Books Made to Order: Libraries as Publishers

Article excerpt

FACED WITH SOME 50,000 NEW books published in the U.S. annually, libraries might sooner be expected to build branches on Mars than to publish another book. Yet some libraries, large and small, are finding it necessary to the prodigious output of commercial, university,corporate, small, and specialized publishers. These libraries want books tailored to fit certain collection needs, and they have found that one sure way of getting them is to create the books themselves.

The American Library Directory lists "publishing" activity for almost every major library in the country, citing everything from directories and serials lists to handbooks and reports. But only a handful of libraries produce a line of cloth or paperbound books, complete with ISBNs, CIP, and LC numbers. LC's carly imprint

Shortly after its founding, the Library of Congress became the first American library with a publishing program, says Dana Pratt, director of publishing. Asked in 1801 to furnish a bibliography of a large order of books from London, the library reproduced and distributed the invoice-and began a publishing tradition. LC currently publishes some 15 books per year and numerous pamphlets, all related to its holdings. A publishing staff of 10 selects projects, edits and designs the books, and prepares the manuscripts for the Government Printing Office, which then farms out printing and other production work to various outside firms.

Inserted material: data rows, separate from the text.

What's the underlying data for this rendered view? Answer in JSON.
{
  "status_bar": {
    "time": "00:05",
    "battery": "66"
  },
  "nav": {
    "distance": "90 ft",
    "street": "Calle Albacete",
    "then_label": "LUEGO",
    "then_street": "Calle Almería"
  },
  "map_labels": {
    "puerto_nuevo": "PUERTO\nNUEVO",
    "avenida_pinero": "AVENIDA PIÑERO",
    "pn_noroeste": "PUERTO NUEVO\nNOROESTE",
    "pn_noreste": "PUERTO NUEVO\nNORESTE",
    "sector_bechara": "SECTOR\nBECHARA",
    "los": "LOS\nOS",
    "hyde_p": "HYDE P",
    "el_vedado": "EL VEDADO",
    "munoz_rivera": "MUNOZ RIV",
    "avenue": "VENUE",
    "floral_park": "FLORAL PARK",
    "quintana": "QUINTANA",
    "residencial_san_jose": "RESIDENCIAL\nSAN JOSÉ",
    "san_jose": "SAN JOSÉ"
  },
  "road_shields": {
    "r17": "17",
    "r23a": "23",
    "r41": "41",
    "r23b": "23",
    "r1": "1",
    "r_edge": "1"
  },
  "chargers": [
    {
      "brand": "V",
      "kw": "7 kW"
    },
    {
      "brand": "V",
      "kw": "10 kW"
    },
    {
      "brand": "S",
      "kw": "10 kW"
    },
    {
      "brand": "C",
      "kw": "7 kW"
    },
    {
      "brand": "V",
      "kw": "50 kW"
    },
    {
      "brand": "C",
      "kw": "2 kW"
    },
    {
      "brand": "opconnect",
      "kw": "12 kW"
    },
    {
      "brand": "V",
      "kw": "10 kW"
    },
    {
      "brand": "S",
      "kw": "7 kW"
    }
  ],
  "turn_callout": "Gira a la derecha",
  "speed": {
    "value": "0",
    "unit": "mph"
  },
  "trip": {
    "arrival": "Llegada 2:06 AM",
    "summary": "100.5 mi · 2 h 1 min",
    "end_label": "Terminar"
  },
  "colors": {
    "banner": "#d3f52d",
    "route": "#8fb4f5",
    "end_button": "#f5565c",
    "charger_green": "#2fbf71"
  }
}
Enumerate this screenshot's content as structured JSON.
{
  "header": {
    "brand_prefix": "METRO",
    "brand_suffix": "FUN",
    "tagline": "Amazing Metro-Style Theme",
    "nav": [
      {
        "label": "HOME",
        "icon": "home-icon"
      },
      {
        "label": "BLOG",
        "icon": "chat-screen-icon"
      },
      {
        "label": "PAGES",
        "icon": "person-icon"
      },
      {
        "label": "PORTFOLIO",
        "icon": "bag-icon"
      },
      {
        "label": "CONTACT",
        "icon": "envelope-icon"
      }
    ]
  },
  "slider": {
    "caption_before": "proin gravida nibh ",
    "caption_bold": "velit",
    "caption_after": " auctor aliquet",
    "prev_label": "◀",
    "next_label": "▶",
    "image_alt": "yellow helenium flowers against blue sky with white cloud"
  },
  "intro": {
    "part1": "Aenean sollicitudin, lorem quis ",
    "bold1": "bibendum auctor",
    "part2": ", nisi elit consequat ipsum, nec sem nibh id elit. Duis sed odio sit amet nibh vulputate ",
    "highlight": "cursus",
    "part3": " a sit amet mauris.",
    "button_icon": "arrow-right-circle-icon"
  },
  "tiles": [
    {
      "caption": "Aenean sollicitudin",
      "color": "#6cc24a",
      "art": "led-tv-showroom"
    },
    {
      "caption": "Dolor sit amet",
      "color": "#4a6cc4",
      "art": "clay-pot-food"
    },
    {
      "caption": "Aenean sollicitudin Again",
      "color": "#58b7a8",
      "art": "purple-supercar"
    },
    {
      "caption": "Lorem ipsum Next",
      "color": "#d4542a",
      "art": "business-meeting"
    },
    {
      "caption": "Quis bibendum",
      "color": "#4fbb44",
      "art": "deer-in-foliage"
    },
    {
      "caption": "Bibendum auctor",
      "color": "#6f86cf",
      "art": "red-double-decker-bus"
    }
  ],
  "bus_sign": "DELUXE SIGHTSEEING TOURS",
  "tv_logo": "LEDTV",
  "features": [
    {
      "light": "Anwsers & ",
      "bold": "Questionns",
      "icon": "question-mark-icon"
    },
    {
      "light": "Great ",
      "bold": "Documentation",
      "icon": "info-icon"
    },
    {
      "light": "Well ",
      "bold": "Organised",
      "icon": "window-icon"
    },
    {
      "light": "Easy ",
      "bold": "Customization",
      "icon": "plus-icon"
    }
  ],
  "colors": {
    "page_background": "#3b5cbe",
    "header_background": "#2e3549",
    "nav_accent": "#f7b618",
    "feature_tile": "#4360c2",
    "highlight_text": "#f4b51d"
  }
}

Pratt says there are three ways LC publications get funded: via "appropriated" or government funds, private donations, and what he calls "OPM" (Other People's Money). A less imaginative phrase for OPM is cooperative publishing, in which risk and responsibility for a project are shared by the library and another publisher. One recent "OPM" product is Scenes of North American Indian Life by George Catlin, a facsimile of an LC holding, published in cooperation with Abbeville Press.

Like LC, other large institutions have developed publishing programs that reflect the character and function of their libraries. In 1983, a number of such American and European libraries banded together to form the International Group of Publishing Libraries (IGPL); early members included the American Antiquarian Society, Harvard University Library, the Huntington Library, New York Public Library, the Pierpont Morgan Library in New York, the Free Library of Philadelphia, and LC.

Why publish?

Almost without exception, library publishing programs exist to promote the resources of the library. Most IGPL libraries also publish replicas of rare original material in their collections.

Richard Newman, head of the publishing program at New York Public Library, says, "Publishing is an active way to make materials available, not a passive way." Some 25 members of NYPL's curatorial staff arc involved in various publishing projects at any given time. They put 15 books into print in the 1987-88 season alone. Among the most successful is A Child's Garden of Delights, a coffee-table anthology of children's literature with 185 original drawings from NYPL collections, copublished with Harry T. Abrams.

The Pierpont Morgan Library often publishes a book in conjunction with an exhibition, says Elizabeth Wilson, director of public relations and publishing. She emphasizes that these are "not just checklists-they are well researched books, printed by some of our cou printers and designers."

Marie Korey calls the "intermittent publishing program" she directs at the Free Library of Philadelphi"an important way of making collections better known and more accessible." Among the 10 FLP titles in print is Saint, s Scribes, and Scholars, an exhibition catalog of illuminated manuscripts and early printed books in the Rare Book Department. The library also cooperated in the 1988 publication of the 266page Legacies of Genius A Celebration of Philadelphia Libraries, the first book published by the Philadelphia Area Consortium of Special Collections Libraries. …